If the sand hadn’t shifted just right, and if a beam of sunlight hadn’t illuminated the shoreline at that very moment, and if no one had actually been on the beach to see it, 17 giant petroglyphs in Hawaii might never have been rediscovered.In the past several weeks, working off a tip from a couple of tourists who saw the unusual markings in the sand during a trip to the beach last month, archaeologists have uncovered a series of figures etched into sandstone across a 60-foot stretch of the Waianae Coast, on the island of Oahu.The artist has captured the waddling walk of a baby duck with a few lines.The same artistic merit is true for a hula dancer petroglyph. There’s a petroglyph near the Kona Village resort on Hawai‘i that may depict human sacrifice.Images made by pecking or scraping into rock are called petroglyphs; those made by painting pigments on the rock are called pictographs.If there are other structures or artifacts nearby, the age of rock art can be estimated by association.
Their aesthetic and distinctiveness are heralded as “undoubtedly made for the same purposes as those of the other islands …
Headdress would probably be associated with kings, alii, kahuna, and demi-gods, hence these numbers indicate an unusual concern with high status subjects.” Forty percent of the figures at Loaa have special heads, but no two are really alike.
This emphasis given to designing the head with such idiosyncrasies imply status and religious association, the report elaborates.
The island of Kahoolawe is a culturally significant place.

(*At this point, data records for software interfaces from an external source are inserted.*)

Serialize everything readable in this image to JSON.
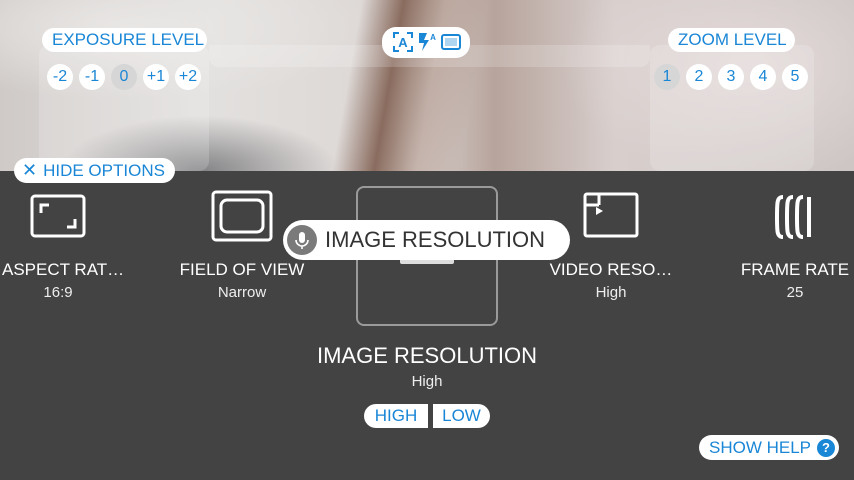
{
  "exposure": {
    "label": "EXPOSURE LEVEL",
    "values": [
      "-2",
      "-1",
      "0",
      "+1",
      "+2"
    ],
    "selected": "0"
  },
  "zoom": {
    "label": "ZOOM LEVEL",
    "values": [
      "1",
      "2",
      "3",
      "4",
      "5"
    ],
    "selected": "1"
  },
  "mode_icons": [
    "auto-mode-icon",
    "flash-auto-icon",
    "frame-icon"
  ],
  "hide_options": {
    "icon": "close-icon",
    "label": "HIDE OPTIONS"
  },
  "settings": [
    {
      "label": "ASPECT RAT…",
      "value": "16:9",
      "icon": "aspect-ratio-icon"
    },
    {
      "label": "FIELD OF VIEW",
      "value": "Narrow",
      "icon": "field-of-view-icon"
    },
    {
      "label": "IMAGE RESOLUTION",
      "value": "High",
      "icon": "image-resolution-icon"
    },
    {
      "label": "VIDEO RESO…",
      "value": "High",
      "icon": "video-resolution-icon"
    },
    {
      "label": "FRAME RATE",
      "value": "25",
      "icon": "frame-rate-icon"
    }
  ],
  "tooltip": {
    "icon": "microphone-icon",
    "text": "IMAGE RESOLUTION"
  },
  "detail": {
    "title": "IMAGE RESOLUTION",
    "value": "High",
    "options": [
      "HIGH",
      "LOW"
    ]
  },
  "show_help": {
    "label": "SHOW HELP",
    "icon_glyph": "?"
  },
  "colors": {
    "accent": "#1a86d6",
    "background": "#434343"
  }
}
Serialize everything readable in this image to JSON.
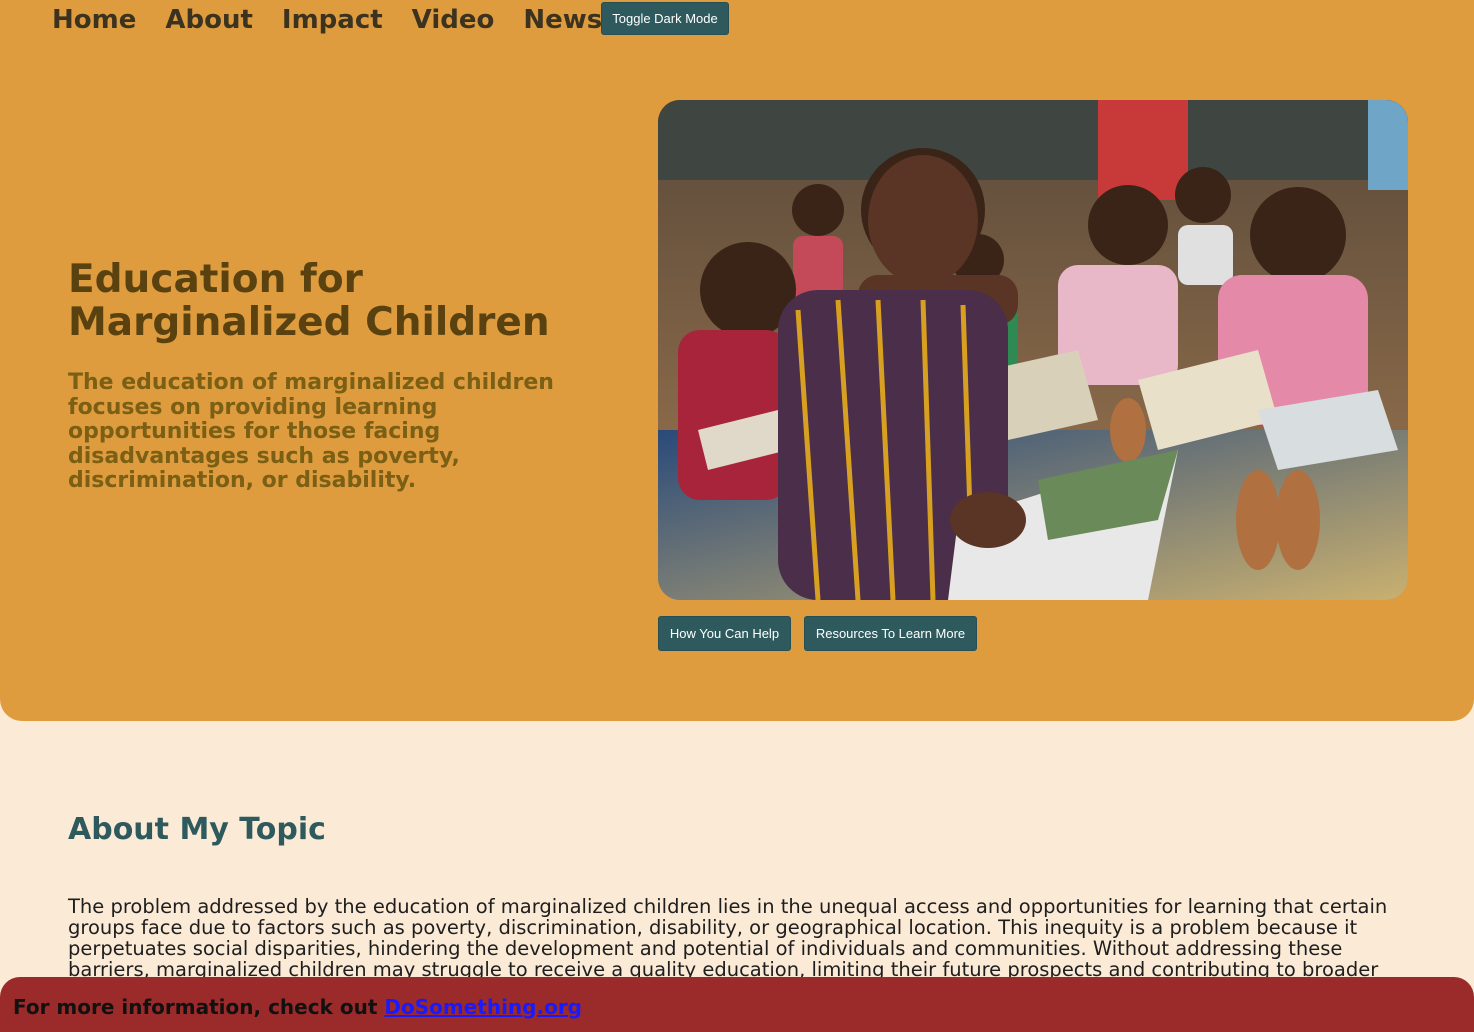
{
  "nav": {
    "items": [
      {
        "label": "Home"
      },
      {
        "label": "About"
      },
      {
        "label": "Impact"
      },
      {
        "label": "Video"
      },
      {
        "label": "News"
      }
    ],
    "toggle_label": "Toggle Dark Mode"
  },
  "hero": {
    "title_line1": "Education for",
    "title_line2": "Marginalized Children",
    "subtitle": "The education of marginalized children focuses on providing learning opportunities for those facing disadvantages such as poverty, discrimination, or disability.",
    "help_button": "How You Can Help",
    "resources_button": "Resources To Learn More"
  },
  "about": {
    "heading": "About My Topic",
    "body": "The problem addressed by the education of marginalized children lies in the unequal access and opportunities for learning that certain groups face due to factors such as poverty, discrimination, disability, or geographical location. This inequity is a problem because it perpetuates social disparities, hindering the development and potential of individuals and communities. Without addressing these barriers, marginalized children may struggle to receive a quality education, limiting their future prospects and contributing to broader"
  },
  "footer": {
    "text": "For more information, check out",
    "link_label": "DoSomething.org"
  },
  "colors": {
    "hero_bg": "#df9c3e",
    "page_bg": "#fbead6",
    "button_bg": "#2e5a5e",
    "footer_bg": "#9b2a2a",
    "link": "#1a1aff"
  }
}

Because she knew something I had yet to really understand at that age, and wouldn't until a month ago as an adult: The island’s longstanding reverence as a sacred place for centuries, documented in stone across Kahoolawe.

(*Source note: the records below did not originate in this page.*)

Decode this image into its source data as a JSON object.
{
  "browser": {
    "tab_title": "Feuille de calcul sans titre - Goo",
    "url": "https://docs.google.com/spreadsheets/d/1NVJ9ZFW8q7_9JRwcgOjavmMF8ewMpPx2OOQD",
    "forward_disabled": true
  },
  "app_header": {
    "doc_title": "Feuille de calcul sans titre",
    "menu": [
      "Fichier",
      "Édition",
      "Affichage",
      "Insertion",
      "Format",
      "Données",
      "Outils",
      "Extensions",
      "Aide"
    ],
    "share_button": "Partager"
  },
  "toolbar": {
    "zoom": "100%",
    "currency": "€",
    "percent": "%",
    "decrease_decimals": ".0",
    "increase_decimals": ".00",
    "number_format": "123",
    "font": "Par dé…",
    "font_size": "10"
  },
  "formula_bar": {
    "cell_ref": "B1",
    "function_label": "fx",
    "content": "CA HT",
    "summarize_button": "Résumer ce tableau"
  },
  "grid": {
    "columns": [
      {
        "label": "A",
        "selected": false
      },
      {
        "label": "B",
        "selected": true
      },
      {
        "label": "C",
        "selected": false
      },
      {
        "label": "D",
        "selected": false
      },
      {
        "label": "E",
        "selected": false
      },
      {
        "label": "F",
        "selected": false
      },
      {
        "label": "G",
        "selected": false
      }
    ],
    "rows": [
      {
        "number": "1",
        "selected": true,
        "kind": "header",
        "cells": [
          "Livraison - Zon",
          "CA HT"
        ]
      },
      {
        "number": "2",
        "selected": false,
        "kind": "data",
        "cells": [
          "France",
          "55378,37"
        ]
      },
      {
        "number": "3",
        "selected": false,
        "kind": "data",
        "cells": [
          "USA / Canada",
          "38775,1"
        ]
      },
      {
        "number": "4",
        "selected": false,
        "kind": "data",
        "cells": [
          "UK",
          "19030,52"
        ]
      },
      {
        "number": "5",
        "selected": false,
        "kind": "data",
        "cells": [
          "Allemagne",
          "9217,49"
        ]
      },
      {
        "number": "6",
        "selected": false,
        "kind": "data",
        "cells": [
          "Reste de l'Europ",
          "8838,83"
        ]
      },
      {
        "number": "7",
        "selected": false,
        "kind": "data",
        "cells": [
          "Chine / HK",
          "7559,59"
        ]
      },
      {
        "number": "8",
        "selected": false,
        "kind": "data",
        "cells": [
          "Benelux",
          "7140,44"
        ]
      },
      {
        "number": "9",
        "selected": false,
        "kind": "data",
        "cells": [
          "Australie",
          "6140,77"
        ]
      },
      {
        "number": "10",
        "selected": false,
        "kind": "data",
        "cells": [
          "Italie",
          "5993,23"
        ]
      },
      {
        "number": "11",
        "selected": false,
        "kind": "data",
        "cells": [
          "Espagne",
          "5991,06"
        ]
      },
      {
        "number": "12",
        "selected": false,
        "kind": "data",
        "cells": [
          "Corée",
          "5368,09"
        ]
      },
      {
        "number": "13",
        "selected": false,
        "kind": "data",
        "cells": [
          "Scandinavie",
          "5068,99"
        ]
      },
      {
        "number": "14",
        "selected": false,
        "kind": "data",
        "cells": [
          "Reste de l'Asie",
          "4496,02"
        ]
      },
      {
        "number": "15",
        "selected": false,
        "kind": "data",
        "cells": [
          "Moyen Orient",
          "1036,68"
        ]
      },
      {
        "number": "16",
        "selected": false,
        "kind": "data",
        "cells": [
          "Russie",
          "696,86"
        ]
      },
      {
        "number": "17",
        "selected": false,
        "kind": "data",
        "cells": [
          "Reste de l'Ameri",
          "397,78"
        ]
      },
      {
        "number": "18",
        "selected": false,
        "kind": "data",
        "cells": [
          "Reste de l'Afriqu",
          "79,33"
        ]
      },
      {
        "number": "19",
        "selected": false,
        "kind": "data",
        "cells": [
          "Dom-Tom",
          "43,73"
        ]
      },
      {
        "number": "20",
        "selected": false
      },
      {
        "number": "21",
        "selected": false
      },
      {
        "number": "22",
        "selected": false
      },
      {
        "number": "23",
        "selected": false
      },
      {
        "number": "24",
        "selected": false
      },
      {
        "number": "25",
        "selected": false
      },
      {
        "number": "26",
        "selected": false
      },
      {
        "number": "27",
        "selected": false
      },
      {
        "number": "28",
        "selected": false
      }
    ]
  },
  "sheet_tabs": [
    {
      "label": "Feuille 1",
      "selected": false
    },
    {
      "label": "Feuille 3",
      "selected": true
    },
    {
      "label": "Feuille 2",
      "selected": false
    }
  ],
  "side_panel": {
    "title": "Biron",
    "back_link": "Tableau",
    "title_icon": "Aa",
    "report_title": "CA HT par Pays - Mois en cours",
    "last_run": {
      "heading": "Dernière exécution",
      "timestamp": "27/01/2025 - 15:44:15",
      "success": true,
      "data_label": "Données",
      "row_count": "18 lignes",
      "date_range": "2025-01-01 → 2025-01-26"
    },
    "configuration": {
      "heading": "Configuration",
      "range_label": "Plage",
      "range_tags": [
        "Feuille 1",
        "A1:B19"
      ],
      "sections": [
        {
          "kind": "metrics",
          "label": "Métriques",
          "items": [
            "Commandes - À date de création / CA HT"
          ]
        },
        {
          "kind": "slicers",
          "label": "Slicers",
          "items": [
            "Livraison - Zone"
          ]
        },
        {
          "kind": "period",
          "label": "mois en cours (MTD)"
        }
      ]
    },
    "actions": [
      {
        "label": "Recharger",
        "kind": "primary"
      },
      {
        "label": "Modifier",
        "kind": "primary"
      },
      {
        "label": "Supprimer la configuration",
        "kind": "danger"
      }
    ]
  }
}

As a child, I remember learning this early on, in an abstract sense, mainly from my tireless civil rights protesting, social justice working grandmother who helped rear me. During a recent visit to the island, the Kahoolawe Island Reserve Commission took our service-learning group to a handful of historic and honorific sites that prove it to be so.

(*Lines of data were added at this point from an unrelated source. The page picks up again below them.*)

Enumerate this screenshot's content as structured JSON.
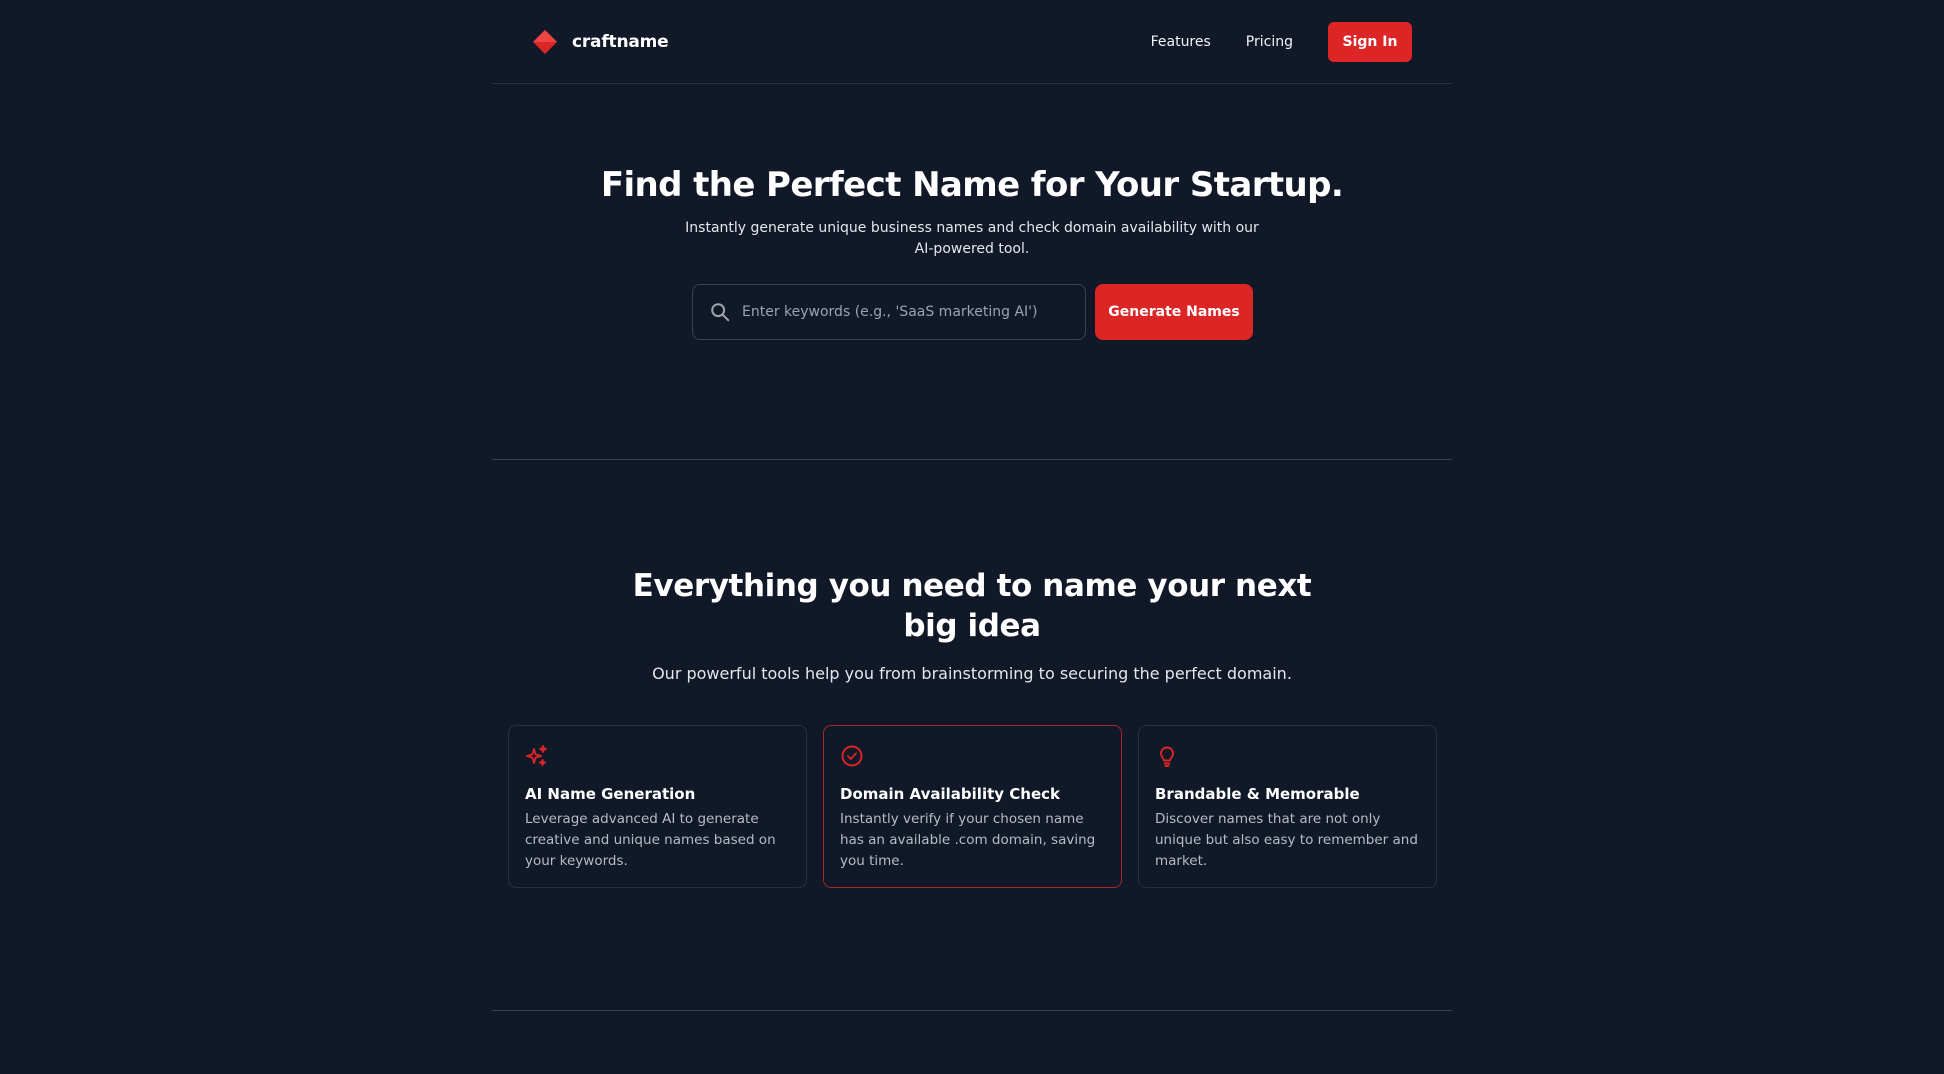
{
  "brand": {
    "name": "craftname",
    "logo_icon": "diamond-logo-icon",
    "accent_color": "#dc2626"
  },
  "nav": {
    "features": "Features",
    "pricing": "Pricing",
    "sign_in": "Sign In"
  },
  "hero": {
    "title": "Find the Perfect Name for Your Startup.",
    "subtitle": "Instantly generate unique business names and check domain availability with our AI-powered tool.",
    "search": {
      "icon": "search-icon",
      "placeholder": "Enter keywords (e.g., 'SaaS marketing AI')",
      "value": ""
    },
    "generate_label": "Generate Names"
  },
  "features": {
    "title": "Everything you need to name your next big idea",
    "subtitle": "Our powerful tools help you from brainstorming to securing the perfect domain.",
    "cards": [
      {
        "icon": "sparkles-icon",
        "title": "AI Name Generation",
        "description": "Leverage advanced AI to generate creative and unique names based on your keywords."
      },
      {
        "icon": "check-circle-icon",
        "title": "Domain Availability Check",
        "description": "Instantly verify if your chosen name has an available .com domain, saving you time."
      },
      {
        "icon": "lightbulb-icon",
        "title": "Brandable & Memorable",
        "description": "Discover names that are not only unique but also easy to remember and market."
      }
    ]
  }
}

evident that some possessed mana, or spiritual power,” Edward Stasack, Ronald Dorn, and Georgia Lee, who were formerly commissioned by by the Kahoolawe Island Conveyance Commission in the early ’90s to document the island’s petroglyphs, write in “The Petroglyphs of Kahoolawe Island, Hawaii”: Style-wise, the inverted triangular heads with a bisecting center line are a rare type.